- Add protein to round out the meal. While the vegetables are the star of sheet pan dinners, including a plant- or animal-based protein will make it nutritionally complete. Whether you choose tofu, tempeh, poultry, fish, or beef, plan for about 2 to 4 ounces per serving, and keep in mind that some proteins need longer to reach a safe temperature.
- Add fat and flavorings, and roast at high heat until golden brown. The final step in an easy sheet pan dinner is adding flavor! A parchment-paper or aluminum-foil liner on your baking sheet makes clean-up a snap. Add a little healthy fat to the pan to coat vegetables and protein and help everything brown easily: 1-2 teaspoons of olive, grapeseed, or sunflower oil are great choices. Add your vegetables and protein, then sprinkle some herbs and spices for depth of flavor, or get creative and include a few smashed garlic cloves, lemon slices, or fresh chiles to the mix.

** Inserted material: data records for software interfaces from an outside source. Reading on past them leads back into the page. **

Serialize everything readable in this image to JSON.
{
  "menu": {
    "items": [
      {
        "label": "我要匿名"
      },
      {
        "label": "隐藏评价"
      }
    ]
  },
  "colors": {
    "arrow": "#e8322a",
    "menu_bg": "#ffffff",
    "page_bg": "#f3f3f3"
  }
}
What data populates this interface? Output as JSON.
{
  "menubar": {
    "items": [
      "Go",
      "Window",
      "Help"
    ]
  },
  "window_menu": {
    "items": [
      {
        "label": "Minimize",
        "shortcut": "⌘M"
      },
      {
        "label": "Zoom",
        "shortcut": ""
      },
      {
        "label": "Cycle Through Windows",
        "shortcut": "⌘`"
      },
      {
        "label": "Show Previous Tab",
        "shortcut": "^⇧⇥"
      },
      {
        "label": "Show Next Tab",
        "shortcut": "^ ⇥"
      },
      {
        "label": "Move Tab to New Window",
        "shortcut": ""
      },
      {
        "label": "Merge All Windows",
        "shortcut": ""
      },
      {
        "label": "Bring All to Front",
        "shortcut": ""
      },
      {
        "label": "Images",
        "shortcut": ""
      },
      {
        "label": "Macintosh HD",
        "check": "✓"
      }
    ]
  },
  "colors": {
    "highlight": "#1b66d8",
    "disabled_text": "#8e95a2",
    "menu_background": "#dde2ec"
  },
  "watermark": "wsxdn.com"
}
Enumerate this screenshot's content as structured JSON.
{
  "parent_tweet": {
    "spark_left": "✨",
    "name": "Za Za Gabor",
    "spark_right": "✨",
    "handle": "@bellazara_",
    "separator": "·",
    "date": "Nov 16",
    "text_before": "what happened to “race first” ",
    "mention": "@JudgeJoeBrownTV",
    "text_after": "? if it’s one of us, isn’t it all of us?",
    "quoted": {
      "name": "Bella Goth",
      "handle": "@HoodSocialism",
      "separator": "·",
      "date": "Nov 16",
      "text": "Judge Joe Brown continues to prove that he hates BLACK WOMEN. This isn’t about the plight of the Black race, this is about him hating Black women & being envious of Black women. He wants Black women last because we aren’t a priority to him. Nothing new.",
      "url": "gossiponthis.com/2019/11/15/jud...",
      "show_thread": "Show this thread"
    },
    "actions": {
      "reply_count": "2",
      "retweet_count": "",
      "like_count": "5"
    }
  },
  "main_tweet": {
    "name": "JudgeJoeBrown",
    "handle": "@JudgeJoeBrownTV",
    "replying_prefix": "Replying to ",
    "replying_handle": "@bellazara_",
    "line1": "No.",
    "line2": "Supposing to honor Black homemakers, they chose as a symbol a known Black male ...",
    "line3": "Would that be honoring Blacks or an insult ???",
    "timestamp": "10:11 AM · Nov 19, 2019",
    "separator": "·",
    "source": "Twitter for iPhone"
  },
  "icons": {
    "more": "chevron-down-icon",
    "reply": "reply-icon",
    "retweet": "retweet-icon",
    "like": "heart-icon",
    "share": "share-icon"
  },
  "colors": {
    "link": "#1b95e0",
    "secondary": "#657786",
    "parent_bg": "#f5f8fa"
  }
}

Toss the ingredients in the oil to coat everything lightly, then move the pieces around so they’re in a single layer. Finally, roast the pan at high heat (about 400 degrees) until vegetables are golden brown and protein is cooked through, usually about 40 to 60 minutes. Check every 10 minutes or so, and if anything is starting to overcook, remove it and set aside.
- Serve with a whole grain (optional): For extra oomph, add a side of brown rice, quinoa, wheat berries, or other whole grain of choice.
The beauty of sheet-pan meals is that almost everything — from vegetable fajitas, roasted chicken, and even salmon and asparagus — can be cooked on a baking sheet. Need recipe inspiration? Check out a few of our favorite healthy sheet-pan dinner recipes to get ideas for easy dinners flowing.
- Sheet Pan Roasted Squash and Feta Salad
- Citrus Marinated Tofu with Onions and Peppers
- Sheet Pan Chipotle Lime Shrimp Bake
At Bon Appétit, we know there’s a lot on your plate that you worry about. That’s why we have a team of registered dietitian nutritionists ready to answer your nutrition questions about which food choices will help you avoid unwanted pounds, work or study (and sleep!) better, and form long-lasting healthy eating habits. Email your questions and feedback to firstname.lastname@example.org.